Task instructions
Line by line, retype the material exactly and leave each picture out.

Raw data
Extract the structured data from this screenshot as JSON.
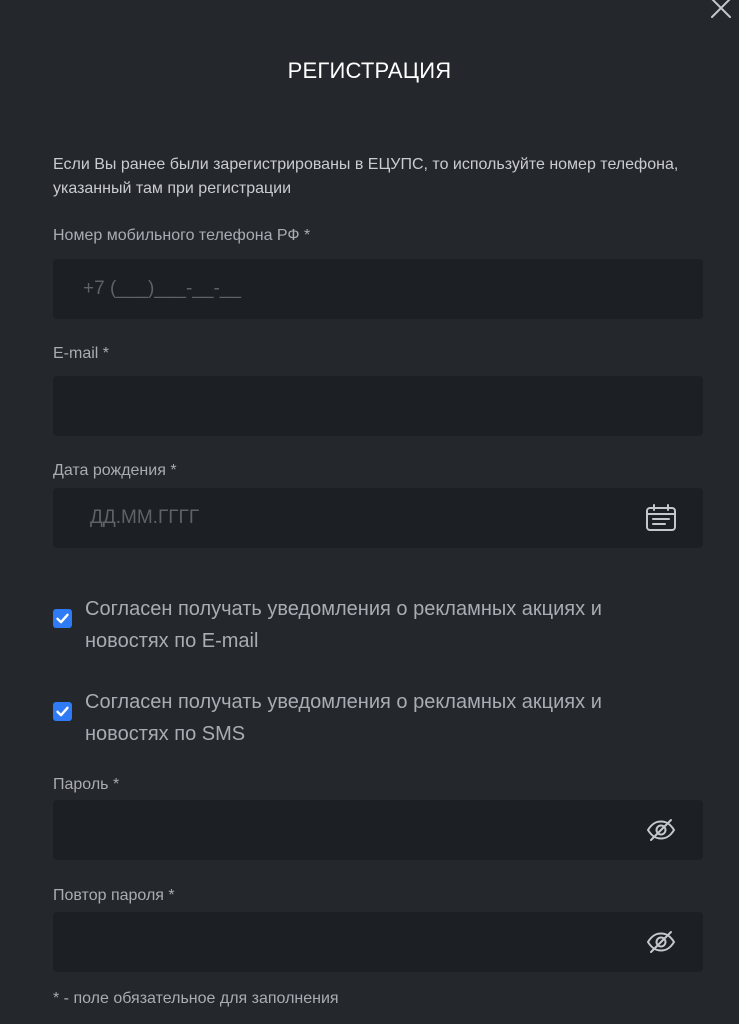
{
  "dialog": {
    "title": "РЕГИСТРАЦИЯ",
    "info_text": "Если Вы ранее были зарегистрированы в ЕЦУПС, то используйте номер телефона, указанный там при регистрации"
  },
  "fields": {
    "phone": {
      "label": "Номер мобильного телефона РФ *",
      "value": "",
      "placeholder": "+7 (___)___-__-__"
    },
    "email": {
      "label": "E-mail *",
      "value": "",
      "placeholder": ""
    },
    "birthdate": {
      "label": "Дата рождения *",
      "value": "",
      "placeholder": "ДД.ММ.ГГГГ"
    },
    "password": {
      "label": "Пароль *",
      "value": "",
      "placeholder": ""
    },
    "password_repeat": {
      "label": "Повтор пароля *",
      "value": "",
      "placeholder": ""
    }
  },
  "consents": {
    "email": {
      "label": "Согласен получать уведомления о рекламных акциях и новостях по E-mail",
      "checked": true
    },
    "sms": {
      "label": "Согласен получать уведомления о рекламных акциях и новостях по SMS",
      "checked": true
    }
  },
  "footnote": "* - поле обязательное для заполнения",
  "icons": {
    "close": "close-icon",
    "calendar": "calendar-icon",
    "password_toggle": "eye-slash-icon",
    "checkbox": "checkmark-icon"
  },
  "colors": {
    "background": "#24272c",
    "field_background": "#1c1f23",
    "checkbox_accent": "#2f7bf5",
    "title": "#ffffff"
  }
}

Solution to the problem
Extract the structured data from this screenshot as JSON.
{
  "dialog": {
    "title": "РЕГИСТРАЦИЯ",
    "info_text": "Если Вы ранее были зарегистрированы в ЕЦУПС, то используйте номер телефона, указанный там при регистрации"
  },
  "fields": {
    "phone": {
      "label": "Номер мобильного телефона РФ *",
      "value": "",
      "placeholder": "+7 (___)___-__-__"
    },
    "email": {
      "label": "E-mail *",
      "value": "",
      "placeholder": ""
    },
    "birthdate": {
      "label": "Дата рождения *",
      "value": "",
      "placeholder": "ДД.ММ.ГГГГ"
    },
    "password": {
      "label": "Пароль *",
      "value": "",
      "placeholder": ""
    },
    "password_repeat": {
      "label": "Повтор пароля *",
      "value": "",
      "placeholder": ""
    }
  },
  "consents": {
    "email": {
      "label": "Согласен получать уведомления о рекламных акциях и новостях по E-mail",
      "checked": true
    },
    "sms": {
      "label": "Согласен получать уведомления о рекламных акциях и новостях по SMS",
      "checked": true
    }
  },
  "footnote": "* - поле обязательное для заполнения",
  "icons": {
    "close": "close-icon",
    "calendar": "calendar-icon",
    "password_toggle": "eye-slash-icon",
    "checkbox": "checkmark-icon"
  },
  "colors": {
    "background": "#24272c",
    "field_background": "#1c1f23",
    "checkbox_accent": "#2f7bf5",
    "title": "#ffffff"
  }
}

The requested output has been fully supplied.